What is required:
Which lines of the data contain the string "casino"? Show each of them.

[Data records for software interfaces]
___

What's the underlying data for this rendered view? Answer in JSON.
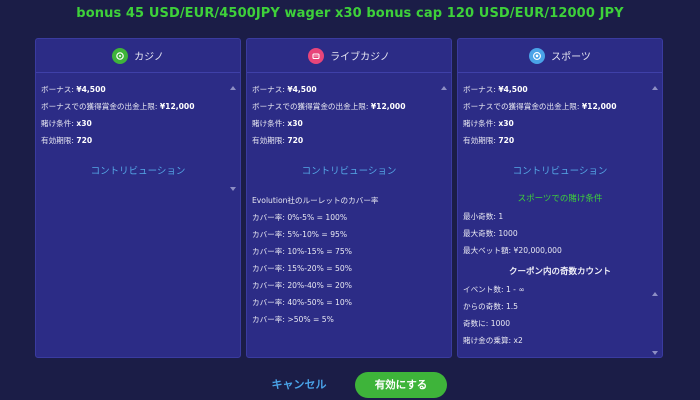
{
  "header": {
    "title": "bonus 45 USD/EUR/4500JPY wager x30 bonus cap 120 USD/EUR/12000 JPY"
  },
  "colors": {
    "accent_green": "#3ed13a",
    "link_blue": "#55a7e6",
    "panel_bg": "#2c2c86",
    "page_bg": "#1b1d47"
  },
  "panels": [
    {
      "title": "カジノ",
      "icon": "casino-icon",
      "icon_color": "#3eb43a",
      "lines": [
        {
          "label": "ボーナス: ",
          "value": "¥4,500"
        },
        {
          "label": "ボーナスでの獲得賞金の出金上限: ",
          "value": "¥12,000"
        },
        {
          "label": "賭け条件: ",
          "value": "x30"
        },
        {
          "label": "有効期限: ",
          "value": "720"
        }
      ],
      "contribution": "コントリビューション"
    },
    {
      "title": "ライブカジノ",
      "icon": "live-casino-icon",
      "icon_color": "#e8457a",
      "lines": [
        {
          "label": "ボーナス: ",
          "value": "¥4,500"
        },
        {
          "label": "ボーナスでの獲得賞金の出金上限: ",
          "value": "¥12,000"
        },
        {
          "label": "賭け条件: ",
          "value": "x30"
        },
        {
          "label": "有効期限: ",
          "value": "720"
        }
      ],
      "contribution": "コントリビューション",
      "roulette_title": "Evolution社のルーレットのカバー率",
      "coverage": [
        "カバー率: 0%-5% = 100%",
        "カバー率: 5%-10% = 95%",
        "カバー率: 10%-15% = 75%",
        "カバー率: 15%-20% = 50%",
        "カバー率: 20%-40% = 20%",
        "カバー率: 40%-50% = 10%",
        "カバー率: >50% = 5%"
      ]
    },
    {
      "title": "スポーツ",
      "icon": "sports-icon",
      "icon_color": "#4aa3e8",
      "lines": [
        {
          "label": "ボーナス: ",
          "value": "¥4,500"
        },
        {
          "label": "ボーナスでの獲得賞金の出金上限: ",
          "value": "¥12,000"
        },
        {
          "label": "賭け条件: ",
          "value": "x30"
        },
        {
          "label": "有効期限: ",
          "value": "720"
        }
      ],
      "contribution": "コントリビューション",
      "sports_title": "スポーツでの賭け条件",
      "sports_lines": [
        "最小奇数: 1",
        "最大奇数: 1000",
        "最大ベット額: ¥20,000,000"
      ],
      "coupon_title": "クーポン内の奇数カウント",
      "coupon_lines": [
        "イベント数: 1 - ∞",
        "からの奇数: 1.5",
        "奇数に: 1000",
        "賭け金の乗算: x2"
      ]
    }
  ],
  "buttons": {
    "cancel": "キャンセル",
    "activate": "有効にする"
  }
}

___

Task output:
      "icon": "casino-icon",
      "icon": "live-casino-icon",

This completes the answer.